Reproduce each line from the records that holds "your".

Supplied data:
_ _ _

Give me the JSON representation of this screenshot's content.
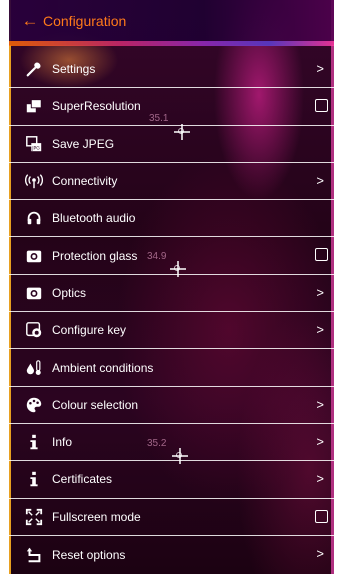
{
  "header": {
    "title": "Configuration",
    "back_icon": "arrow-left-icon"
  },
  "menu": [
    {
      "label": "Settings",
      "icon": "wrench-icon",
      "control": "chevron"
    },
    {
      "label": "SuperResolution",
      "icon": "superresolution-icon",
      "control": "checkbox",
      "checked": false
    },
    {
      "label": "Save JPEG",
      "icon": "jpeg-icon",
      "control": "none"
    },
    {
      "label": "Connectivity",
      "icon": "wireless-icon",
      "control": "chevron"
    },
    {
      "label": "Bluetooth audio",
      "icon": "headphones-icon",
      "control": "none"
    },
    {
      "label": "Protection glass",
      "icon": "camera-icon",
      "control": "checkbox",
      "checked": false
    },
    {
      "label": "Optics",
      "icon": "camera-icon",
      "control": "chevron"
    },
    {
      "label": "Configure key",
      "icon": "key-config-icon",
      "control": "chevron"
    },
    {
      "label": "Ambient conditions",
      "icon": "thermometer-icon",
      "control": "none"
    },
    {
      "label": "Colour selection",
      "icon": "palette-icon",
      "control": "chevron"
    },
    {
      "label": "Info",
      "icon": "info-icon",
      "control": "chevron"
    },
    {
      "label": "Certificates",
      "icon": "info-icon",
      "control": "chevron"
    },
    {
      "label": "Fullscreen mode",
      "icon": "fullscreen-icon",
      "control": "checkbox",
      "checked": false
    },
    {
      "label": "Reset options",
      "icon": "reset-icon",
      "control": "chevron"
    }
  ],
  "chevron_glyph": ">",
  "readouts": [
    "35.1",
    "34.9",
    "35.2"
  ]
}
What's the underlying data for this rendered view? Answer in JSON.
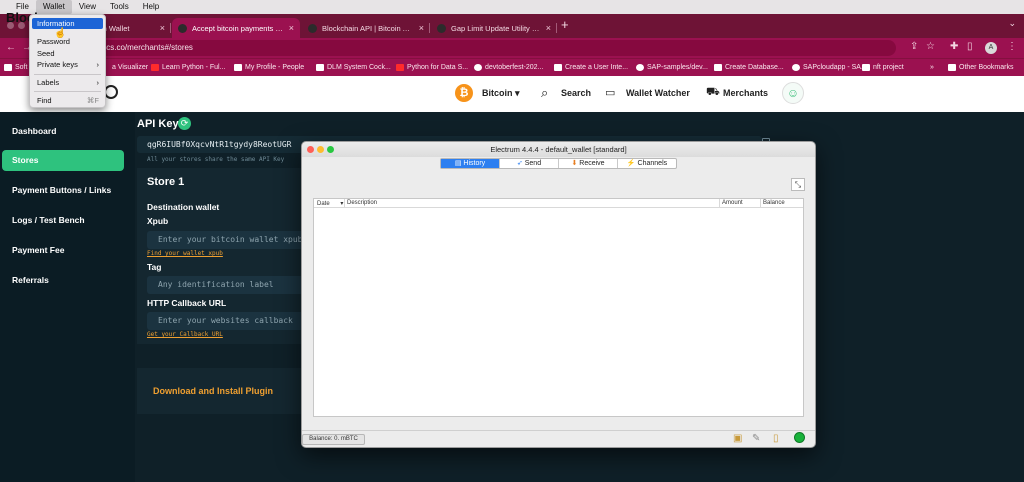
{
  "menubar": {
    "apple": "",
    "items": [
      "File",
      "Wallet",
      "View",
      "Tools",
      "Help"
    ]
  },
  "wallet_menu": {
    "items": [
      "Information",
      "Password",
      "Seed",
      "Private keys",
      "Labels",
      "Find"
    ],
    "shortcut_find": "⌘F",
    "arrow": "›"
  },
  "tabs": [
    {
      "title": "in Wallet",
      "color": "#2b2b2b"
    },
    {
      "title": "Accept bitcoin payments - Block",
      "color": "#2b2b2b"
    },
    {
      "title": "Blockchain API | Bitcoin API - B",
      "color": "#2b2b2b"
    },
    {
      "title": "Gap Limit Update Utility - Block",
      "color": "#2b2b2b"
    }
  ],
  "tab_close": "×",
  "new_tab": "+",
  "address": "nics.co/merchants#/stores",
  "profile_letter": "A",
  "bookmarks": [
    {
      "label": "Soft",
      "color": "#ffffff"
    },
    {
      "label": "a Visualizer",
      "color": "#ffffff"
    },
    {
      "label": "Learn Python - Ful...",
      "color": "#ff2b2b"
    },
    {
      "label": "My Profile - People",
      "color": "#ffffff"
    },
    {
      "label": "DLM System Cock...",
      "color": "#ffffff"
    },
    {
      "label": "Python for Data S...",
      "color": "#ff2b2b"
    },
    {
      "label": "devtoberfest-202...",
      "color": "#ffffff"
    },
    {
      "label": "Create a User Inte...",
      "color": "#ffffff"
    },
    {
      "label": "SAP-samples/dev...",
      "color": "#ffffff"
    },
    {
      "label": "Create Database...",
      "color": "#ffffff"
    },
    {
      "label": "SAPcloudapp - SA...",
      "color": "#ffffff"
    },
    {
      "label": "nft project",
      "color": "#ffffff"
    },
    {
      "label": "Other Bookmarks",
      "color": "#ffffff"
    }
  ],
  "bookmarks_more": "»",
  "site": {
    "logo": "Blockc",
    "coin_symbol": "₿",
    "coin": "Bitcoin",
    "caret": "▾",
    "search": "Search",
    "wallet_watcher": "Wallet Watcher",
    "merchants": "Merchants"
  },
  "sidebar": [
    {
      "label": "Dashboard",
      "active": false
    },
    {
      "label": "Stores",
      "active": true
    },
    {
      "label": "Payment Buttons / Links",
      "active": false
    },
    {
      "label": "Logs / Test Bench",
      "active": false
    },
    {
      "label": "Payment Fee",
      "active": false
    },
    {
      "label": "Referrals",
      "active": false
    }
  ],
  "main": {
    "api_key_title": "API Key",
    "api_key_value": "qgR6IUBf0XqcvNtR1tgydy8ReotUGR",
    "api_hint": "All your stores share the same API Key",
    "store_title": "Store 1",
    "destination_wallet": "Destination wallet",
    "xpub_label": "Xpub",
    "xpub_placeholder": "Enter your bitcoin wallet xpub",
    "xpub_link": "Find your wallet xpub",
    "tag_label": "Tag",
    "tag_placeholder": "Any identification label",
    "callback_label": "HTTP Callback URL",
    "callback_placeholder": "Enter your websites callback",
    "callback_link": "Get your Callback URL",
    "plugin_link": "Download and Install Plugin"
  },
  "electrum": {
    "title": "Electrum 4.4.4  -  default_wallet  [standard]",
    "tabs": [
      "History",
      "Send",
      "Receive",
      "Channels"
    ],
    "columns": [
      "Date",
      "Description",
      "Amount",
      "Balance"
    ],
    "sort_arrow": "▾",
    "balance": "Balance: 0. mBTC",
    "colors": {
      "traffic_red": "#fe5f57",
      "traffic_yellow": "#febc2e",
      "traffic_green": "#28c840",
      "status_green": "#18b23a"
    }
  },
  "colors": {
    "brand_green": "#2ec27e",
    "link_orange": "#f0a030",
    "bitcoin_orange": "#f7931a",
    "chrome_tab": "#9b1150"
  }
}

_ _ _

Answer section:
    "api_hint": "All your stores share the same API Key",
    "xpub_placeholder": "Enter your bitcoin wallet xpub",
    "xpub_link": "Find your wallet xpub",
    "callback_placeholder": "Enter your websites callback",
    "callback_link": "Get your Callback URL",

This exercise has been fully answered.